Reasons to split a plotline
- A PoV character is separated from the main group and has a solo adventure until they make their way back.
- A new central character is introduced, who eventually meets up with the others.
- To show what is happening somewhere vital to the plot where no other central characters are.
In each of these cases when a new point of view is used, you have a decision to make as an author. Namely, whether to keep using this PoV for the remainder of your novel, or to “retire” it once the PoV character joins/rejoins the protagonist, using the protagonist’s PoV to keep the reader updated on these characters going forwards.
Example of a split plotline
Let’s structure a simple split plotline.
Elsa and Davon are mercenaries. Professional bounty hunters tracking a group of bandits in the Blackwood along with six additional allies. Their first night in the woods, the group is attacked while making camp and Elsa and Davon are separated and forced to flee into the woods alone.

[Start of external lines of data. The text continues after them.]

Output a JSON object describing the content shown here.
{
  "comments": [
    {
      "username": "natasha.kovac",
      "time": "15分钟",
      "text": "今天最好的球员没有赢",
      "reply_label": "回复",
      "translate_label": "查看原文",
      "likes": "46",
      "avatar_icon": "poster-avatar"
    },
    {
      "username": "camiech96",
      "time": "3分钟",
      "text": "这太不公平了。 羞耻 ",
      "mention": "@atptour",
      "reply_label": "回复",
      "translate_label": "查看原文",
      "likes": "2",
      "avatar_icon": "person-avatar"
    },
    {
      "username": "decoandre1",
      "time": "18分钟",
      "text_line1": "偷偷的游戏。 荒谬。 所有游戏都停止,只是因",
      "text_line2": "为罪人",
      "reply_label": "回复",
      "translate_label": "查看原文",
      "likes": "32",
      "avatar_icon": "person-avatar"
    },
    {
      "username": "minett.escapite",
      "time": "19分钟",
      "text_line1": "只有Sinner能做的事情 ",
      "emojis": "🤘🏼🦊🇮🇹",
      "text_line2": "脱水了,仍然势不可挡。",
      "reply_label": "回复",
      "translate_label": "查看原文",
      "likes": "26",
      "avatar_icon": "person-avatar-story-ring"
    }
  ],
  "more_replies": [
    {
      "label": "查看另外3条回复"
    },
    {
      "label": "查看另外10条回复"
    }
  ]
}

D – – – >
– – < > – – –
E – – >
Elsa has two unique scenes. The first is the resolution from the attack, where she is forced to deal with her injuries and the emotional aftermath while alone in the woods and under the threat of imminent danger. The second is a fight scene, in which Elsa is assaulted and overwhelmed, only to be saved at the last minute by the main band of mercenaries (merging her story back into the main plotline a bit before Davon’s big moment).

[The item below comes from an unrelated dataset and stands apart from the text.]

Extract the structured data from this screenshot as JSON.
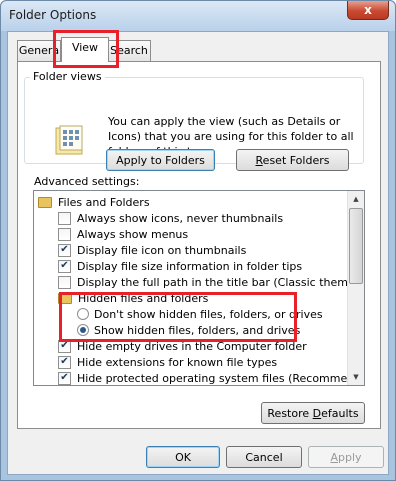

Davon gets three scenes. First one where he is also lost in the woods, attempting to track the bandits. In his second scene, Davon almost makes it back to the main group, but realizes that they are being stalked by their assailants and will be in danger unless he does something. In Davon’s final solo scene, he initiates an attack on the bandits alone and from behind, placing himself in danger but ruining the ambush and alerting the other mercenaries to their peril. After a desperate battle, an injured Davon manages to rejoin the others, who have eliminated the bandits thanks to his help. This merges the split plotlines as well as resolves a major plot event. If we had allowed this split to continue on for a longer period, we might have added a scene following the main band of mercenaries as well.
Split and parallel timelines
Some stories feature two entire distinct, progressive, and parallel timelines, such as telling the story of a character as both a child and as an adult (each of which progresses over time). This is a complex narrative technique that I recommend avoiding until you have a few novels under your belt, as it is difficult to balance and can easily become a source of immersion-breaking confusion for your reader.
Parallel timelines: Two distinct points in time —A —B, are blended together across the narrative
A – – – – – –
B – – – – – –
The events themselves will never converge over the course of the story (although their implications might). One common form of parallel timeline is the two (or more) part flashback, in which a character is telling a story or reliving a memory that is interrupted by present events and concluded later on.
Final thoughts on structuring your plot
- It is incredible helpful to use timelines and plotlines in order portion your overall plot into digestible bits of narrative.
- You will usually want to decide on the purpose of each scene before you begin to draft it, as well as the events that come before and after.
That’s all for this installment on planning out your plot. Join me in the next section and we can get started on drafting the beginning of your novel.